Leave the pictures aside and give back every entry below word for word.

§ SUPPLIED RECORDS:
--------------------

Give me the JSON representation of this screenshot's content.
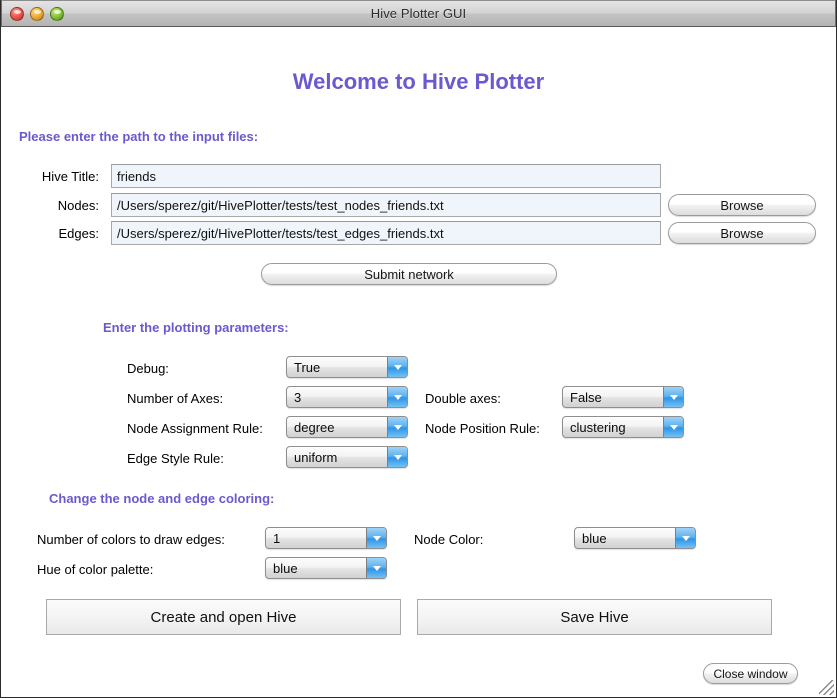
{
  "window": {
    "title": "Hive Plotter GUI",
    "controls": [
      {
        "name": "close",
        "color": "#ef5f52"
      },
      {
        "name": "minimize",
        "color": "#f2b43c"
      },
      {
        "name": "zoom",
        "color": "#8cc63d"
      }
    ]
  },
  "page": {
    "title": "Welcome to Hive Plotter",
    "accent_color": "#6a5acd"
  },
  "paths_section": {
    "heading": "Please enter the path to the input files:",
    "fields": [
      {
        "label": "Hive Title:",
        "value": "friends",
        "placeholder": ""
      },
      {
        "label": "Nodes:",
        "value": "/Users/sperez/git/HivePlotter/tests/test_nodes_friends.txt",
        "placeholder": ""
      },
      {
        "label": "Edges:",
        "value": "/Users/sperez/git/HivePlotter/tests/test_edges_friends.txt",
        "placeholder": ""
      }
    ],
    "browse_nodes_label": "Browse",
    "browse_edges_label": "Browse",
    "submit_label": "Submit network"
  },
  "params_section": {
    "heading": "Enter the plotting parameters:",
    "left": [
      {
        "label": "Debug:",
        "value": "True"
      },
      {
        "label": "Number of Axes:",
        "value": "3"
      },
      {
        "label": "Node Assignment Rule:",
        "value": "degree"
      },
      {
        "label": "Edge Style Rule:",
        "value": "uniform"
      }
    ],
    "right": [
      {
        "label": "Double axes:",
        "value": "False"
      },
      {
        "label": "Node Position Rule:",
        "value": "clustering"
      }
    ]
  },
  "colors_section": {
    "heading": "Change the node and edge coloring:",
    "left": [
      {
        "label": "Number of colors to draw edges:",
        "value": "1"
      },
      {
        "label": "Hue of color palette:",
        "value": "blue"
      }
    ],
    "right": [
      {
        "label": "Node Color:",
        "value": "blue"
      }
    ]
  },
  "actions": {
    "create_label": "Create and open Hive",
    "save_label": "Save Hive",
    "close_label": "Close window"
  }
}
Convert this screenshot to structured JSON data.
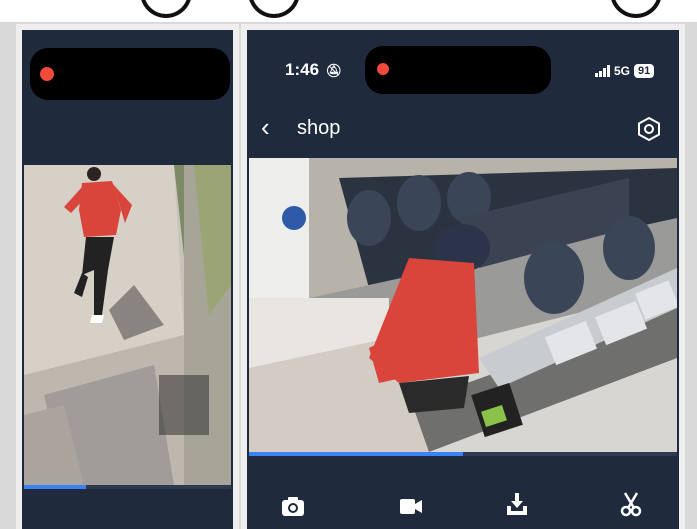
{
  "status_bar": {
    "time": "1:46",
    "network": "5G",
    "battery": "91"
  },
  "nav": {
    "title": "shop"
  },
  "left_video": {
    "progress": 0.3
  },
  "right_video": {
    "progress": 0.5
  },
  "toolbar": {
    "icons": [
      "camera-icon",
      "video-record-icon",
      "download-icon",
      "scissors-icon"
    ]
  },
  "colors": {
    "background": "#1f2a3d",
    "accent": "#3b82f6",
    "record": "#f04a3a"
  }
}
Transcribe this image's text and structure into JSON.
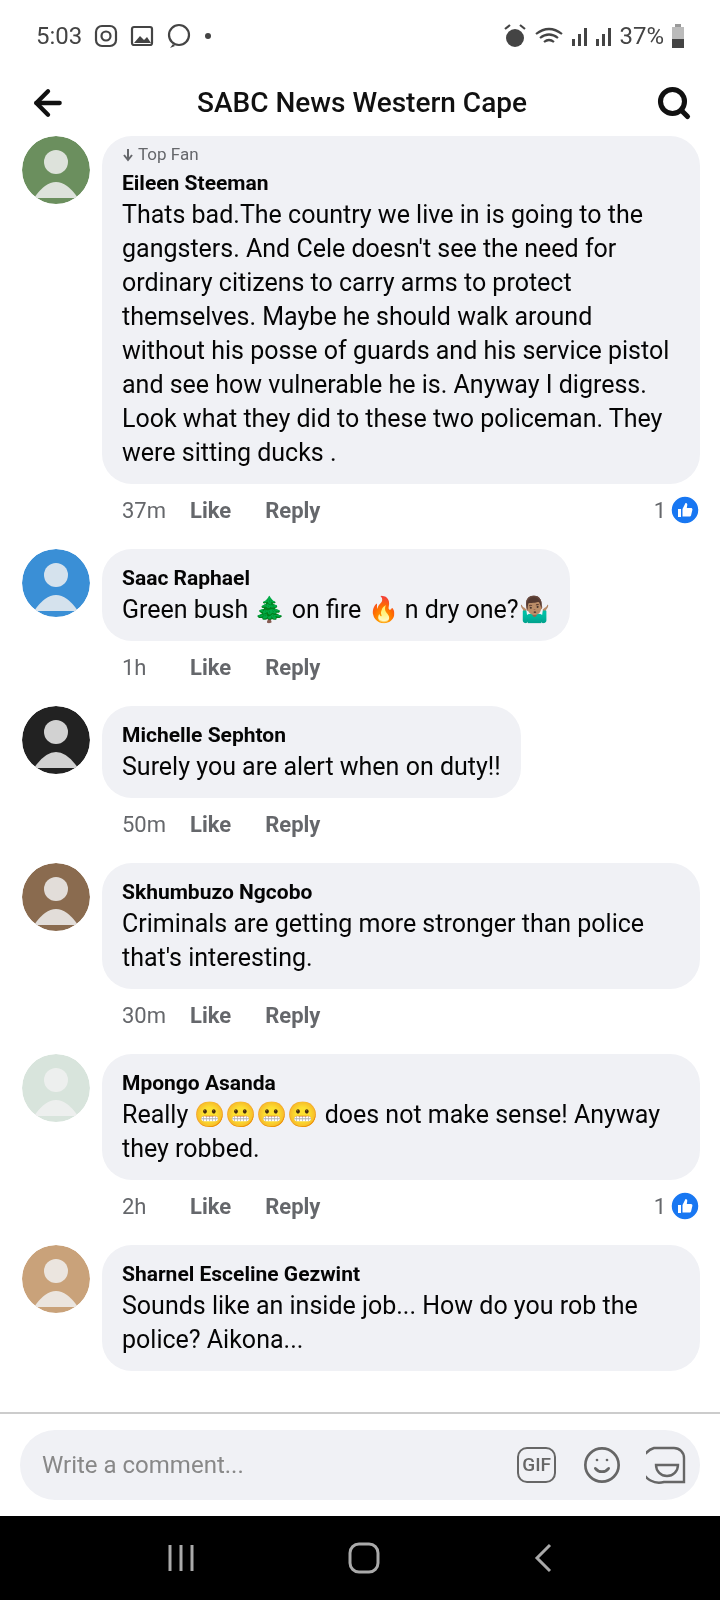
{
  "status_bar": {
    "time": "5:03",
    "battery": "37%"
  },
  "header": {
    "title": "SABC News Western Cape"
  },
  "comments": [
    {
      "badge": "Top Fan",
      "name": "Eileen Steeman",
      "text": "Thats bad.The country we live in is going to the gangsters. And Cele doesn't see the need for ordinary citizens to carry arms to protect themselves. Maybe he should walk around without his posse of guards and his service pistol and see how vulnerable he is. Anyway I digress. Look what they did to these two policeman. They were sitting ducks  .",
      "time": "37m",
      "like": "Like",
      "reply": "Reply",
      "reactions": "1"
    },
    {
      "name": "Saac Raphael",
      "text": "Green bush 🌲 on fire 🔥 n dry one?🤷🏽‍♂️",
      "time": "1h",
      "like": "Like",
      "reply": "Reply"
    },
    {
      "name": "Michelle Sephton",
      "text": "Surely you are alert when on duty!!",
      "time": "50m",
      "like": "Like",
      "reply": "Reply"
    },
    {
      "name": "Skhumbuzo Ngcobo",
      "text": "Criminals  are getting  more stronger than police that's interesting.",
      "time": "30m",
      "like": "Like",
      "reply": "Reply"
    },
    {
      "name": "Mpongo Asanda",
      "text": "Really 😬😬😬😬 does not make sense! Anyway they robbed.",
      "time": "2h",
      "like": "Like",
      "reply": "Reply",
      "reactions": "1"
    },
    {
      "name": "Sharnel Esceline Gezwint",
      "text": "Sounds like an inside job... How do you rob the police? Aikona..."
    }
  ],
  "composer": {
    "placeholder": "Write a comment...",
    "gif": "GIF"
  }
}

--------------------

§ TASK ANSWER:
Give me the JSON representation of this screenshot's content.
{
  "window": {
    "title": "Hive Plotter GUI",
    "controls": [
      {
        "name": "close",
        "color": "#ef5f52"
      },
      {
        "name": "minimize",
        "color": "#f2b43c"
      },
      {
        "name": "zoom",
        "color": "#8cc63d"
      }
    ]
  },
  "page": {
    "title": "Welcome to Hive Plotter",
    "accent_color": "#6a5acd"
  },
  "paths_section": {
    "heading": "Please enter the path to the input files:",
    "fields": [
      {
        "label": "Hive Title:",
        "value": "friends",
        "placeholder": ""
      },
      {
        "label": "Nodes:",
        "value": "/Users/sperez/git/HivePlotter/tests/test_nodes_friends.txt",
        "placeholder": ""
      },
      {
        "label": "Edges:",
        "value": "/Users/sperez/git/HivePlotter/tests/test_edges_friends.txt",
        "placeholder": ""
      }
    ],
    "browse_nodes_label": "Browse",
    "browse_edges_label": "Browse",
    "submit_label": "Submit network"
  },
  "params_section": {
    "heading": "Enter the plotting parameters:",
    "left": [
      {
        "label": "Debug:",
        "value": "True"
      },
      {
        "label": "Number of Axes:",
        "value": "3"
      },
      {
        "label": "Node Assignment Rule:",
        "value": "degree"
      },
      {
        "label": "Edge Style Rule:",
        "value": "uniform"
      }
    ],
    "right": [
      {
        "label": "Double axes:",
        "value": "False"
      },
      {
        "label": "Node Position Rule:",
        "value": "clustering"
      }
    ]
  },
  "colors_section": {
    "heading": "Change the node and edge coloring:",
    "left": [
      {
        "label": "Number of colors to draw edges:",
        "value": "1"
      },
      {
        "label": "Hue of color palette:",
        "value": "blue"
      }
    ],
    "right": [
      {
        "label": "Node Color:",
        "value": "blue"
      }
    ]
  },
  "actions": {
    "create_label": "Create and open Hive",
    "save_label": "Save Hive",
    "close_label": "Close window"
  }
}
Convert this screenshot to structured JSON data.
{
  "status_bar": {
    "time": "1:46",
    "network": "5G",
    "battery": "91"
  },
  "nav": {
    "title": "shop"
  },
  "left_video": {
    "progress": 0.3
  },
  "right_video": {
    "progress": 0.5
  },
  "toolbar": {
    "icons": [
      "camera-icon",
      "video-record-icon",
      "download-icon",
      "scissors-icon"
    ]
  },
  "colors": {
    "background": "#1f2a3d",
    "accent": "#3b82f6",
    "record": "#f04a3a"
  }
}
Transcribe this image's text and structure into JSON.
{
  "status_bar": {
    "time": "5:03",
    "battery": "37%"
  },
  "header": {
    "title": "SABC News Western Cape"
  },
  "comments": [
    {
      "badge": "Top Fan",
      "name": "Eileen Steeman",
      "text": "Thats bad.The country we live in is going to the gangsters. And Cele doesn't see the need for ordinary citizens to carry arms to protect themselves. Maybe he should walk around without his posse of guards and his service pistol and see how vulnerable he is. Anyway I digress. Look what they did to these two policeman. They were sitting ducks  .",
      "time": "37m",
      "like": "Like",
      "reply": "Reply",
      "reactions": "1"
    },
    {
      "name": "Saac Raphael",
      "text": "Green bush 🌲 on fire 🔥 n dry one?🤷🏽‍♂️",
      "time": "1h",
      "like": "Like",
      "reply": "Reply"
    },
    {
      "name": "Michelle Sephton",
      "text": "Surely you are alert when on duty!!",
      "time": "50m",
      "like": "Like",
      "reply": "Reply"
    },
    {
      "name": "Skhumbuzo Ngcobo",
      "text": "Criminals  are getting  more stronger than police that's interesting.",
      "time": "30m",
      "like": "Like",
      "reply": "Reply"
    },
    {
      "name": "Mpongo Asanda",
      "text": "Really 😬😬😬😬 does not make sense! Anyway they robbed.",
      "time": "2h",
      "like": "Like",
      "reply": "Reply",
      "reactions": "1"
    },
    {
      "name": "Sharnel Esceline Gezwint",
      "text": "Sounds like an inside job... How do you rob the police? Aikona..."
    }
  ],
  "composer": {
    "placeholder": "Write a comment...",
    "gif": "GIF"
  }
}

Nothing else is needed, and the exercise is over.